A lovely article on the Conversion Rate Experts blog lists a number of ways we can sharpen up our writing. One of may favourite bits in How to make your writing easier to read (to increase your sales) is the admission that they could have made the headline easier to read. That’s because when you see things in brackets, the words probably belong earlier in the text. So in the case of their article, a better headline would have been How to increase your sales by making your writing easier to read.
The article’s main tips are to keep sentences short, get to the verb quickly, cut fluff and replace nominalizations with action verbs. I didn’t know what that last one means either. But I do now.
Read How to make your writing easier to read (to increase your sales) on the Conversion Rate Experts blog.
Last week I introduced the idea that a landing page for a product advertising campaign and a standard product page might not need to be different things. As soon as I mentioned “landing page”, I started getting emails from many of you asking for an example of what a good landing page for a product advertising campaign should look like. I’ll come on to that tomorrow, but today, I’d really like to define what a landing page is, because it’s important.
A landing page has been described as ‘a single web page that appears in response to clicking on a search result or advertisement’ and usually displays directed sales copy which is a logical extension of the link. In other words, having been given a taster of what’s on offer, the visitor gets the full story and is then led on to make an enquiry, buy a product or respond in some other desired way.
If you want to see a classic example of what we’re talking about, read How we made $1 million for Moz by Conversion Rate Experts. This shows the idea that ‘long pages don’t sell’ to be a myth. The creators of the landing page in the article studied the corresponding face-to-face sales presentation for the product, and noticed that at least five minutes was needed to make a good case. They realised that they should at least test out an equivalently long landing page – and that meant a very long page indeed. But it worked.

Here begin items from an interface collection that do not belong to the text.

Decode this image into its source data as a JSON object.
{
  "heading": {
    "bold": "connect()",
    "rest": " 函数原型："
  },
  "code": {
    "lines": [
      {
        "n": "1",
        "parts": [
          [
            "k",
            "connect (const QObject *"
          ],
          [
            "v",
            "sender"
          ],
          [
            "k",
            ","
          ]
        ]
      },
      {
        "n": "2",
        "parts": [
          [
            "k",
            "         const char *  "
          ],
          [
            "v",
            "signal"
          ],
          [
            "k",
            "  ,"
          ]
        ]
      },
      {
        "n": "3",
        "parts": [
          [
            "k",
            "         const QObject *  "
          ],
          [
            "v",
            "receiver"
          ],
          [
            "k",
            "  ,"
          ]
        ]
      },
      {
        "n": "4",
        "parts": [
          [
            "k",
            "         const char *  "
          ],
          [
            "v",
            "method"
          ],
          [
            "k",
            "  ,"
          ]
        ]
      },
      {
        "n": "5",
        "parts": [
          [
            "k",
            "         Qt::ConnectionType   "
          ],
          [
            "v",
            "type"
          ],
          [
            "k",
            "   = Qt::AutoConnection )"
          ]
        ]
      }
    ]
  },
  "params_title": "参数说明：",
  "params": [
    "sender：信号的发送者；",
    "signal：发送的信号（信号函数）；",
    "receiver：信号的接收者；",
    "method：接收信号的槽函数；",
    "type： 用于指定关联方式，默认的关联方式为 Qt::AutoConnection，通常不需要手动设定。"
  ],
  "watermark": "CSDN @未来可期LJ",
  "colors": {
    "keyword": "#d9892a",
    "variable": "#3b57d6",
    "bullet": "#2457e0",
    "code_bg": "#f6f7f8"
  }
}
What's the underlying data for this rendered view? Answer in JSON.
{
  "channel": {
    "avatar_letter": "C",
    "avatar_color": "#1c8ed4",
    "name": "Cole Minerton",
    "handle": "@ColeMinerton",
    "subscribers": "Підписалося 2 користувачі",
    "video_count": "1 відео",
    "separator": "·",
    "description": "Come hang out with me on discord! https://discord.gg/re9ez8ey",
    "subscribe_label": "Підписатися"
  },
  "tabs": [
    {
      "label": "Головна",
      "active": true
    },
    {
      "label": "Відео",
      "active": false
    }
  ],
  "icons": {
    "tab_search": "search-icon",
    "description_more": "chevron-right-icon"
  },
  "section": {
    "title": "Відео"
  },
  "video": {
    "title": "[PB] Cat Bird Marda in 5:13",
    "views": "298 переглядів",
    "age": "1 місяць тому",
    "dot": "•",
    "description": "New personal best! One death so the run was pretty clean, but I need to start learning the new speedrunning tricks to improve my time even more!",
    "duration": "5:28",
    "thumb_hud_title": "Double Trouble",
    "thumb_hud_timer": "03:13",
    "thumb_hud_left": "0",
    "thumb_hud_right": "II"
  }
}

So, we know that a landing page is a full online sales presentation, which aims to create an enquiry or sale from someone who may have seen no more than a few words in a search result or advertisement. That can be quite a significant journey.
The argument I’m making at the moment, however, is that every product page on your website should do that job, and therefore every one is, in a sense, a landing page. So the question is: do your product pages aim to convert someone who arrives on them from elsewhere into an enquirer? Or are you just doing the online equivalent of thrusting a data sheet into their hands and walking away?
The good folks at Conversion Rate Experts have recently given us 5 reasons to get obsessed with conversion rate optimization in 2009 and you have to agree it makes a lot of sense. In the article, they show how a 50% increase in conversion rate can result in a 500% increase in profits – a very interesting concept.
“Conversion” is all about getting sales from where you were getting leads, and leads from where you were getting window shoppers. If you’re spending a fortune directing people to your website and not converting them into leads, you’re wasting a lot of money. If you have a page where 1% of the visitors “convert” to sales or leads, worth hundreds of pounds a time on average, work out the benefit of increasing the conversion rate to 1.1% or 1.2%. Very nice.
“If you sold Widgets, and a Widget-buying customer walks into your store, can’t find any Widgets on her own, and when she asks what aisle they’re in you remain silent, would you fire yourself?”
Has your website got a site search box on it? No? Then you’re missing a big opportunity. There are two types of people who will use it: compulsive searchers who will always pick this route over any form of “navigation”; and visitors who couldn’t follow your navigation and expect search to be there as an alternative. You’ll lose both sets if you don’t have a search box. And there are loads of ways of adding one.
OK, so let’s assume you’re happy with your website’s search box. Now it’s time to read Tweaking Internal Site-Searches into Buying Opportunities on the Conversion Rate Experts blog, which says that “There are many ways that search result pages can be optimized to provide visitors with an easy means to find what they are looking for – or at least something that will keep the visitor moving through your site” and gives a few ideas to get you kicked off. Remember, people expect your site search to be as good as Google, so don’t let them down.
Someone asked me recently what position in the Google results I would classify as “good”. Sadly, it’s very high. As you go down the page, clickthroughs drop dramatically (and sorry – if you’re not in the top ten, i.e on page 1, you’re toast). An article on Conversion Rate Experts called Why Rank #1 in Google shows quite graphically where people look on the Google results page, and shows how important a no.1 spot is. The number of people bypassing the AdWords ads at the top of the page has soared in the past couple of years – that’s no reason to stop AdWords advertising, as you only pay for results, it just shows that you’ll get several times as many clickthroughs from a (free!) “natural search” top position as you will from an ad. So that’s every reason to haul yourself up the Google “natural search” results. It can be done! For some search terms it’s a long haul, for others it can be surprisingly straightforward. Subscribers to our Insider Programme are getting all the tips we can give them to get to that coveted position.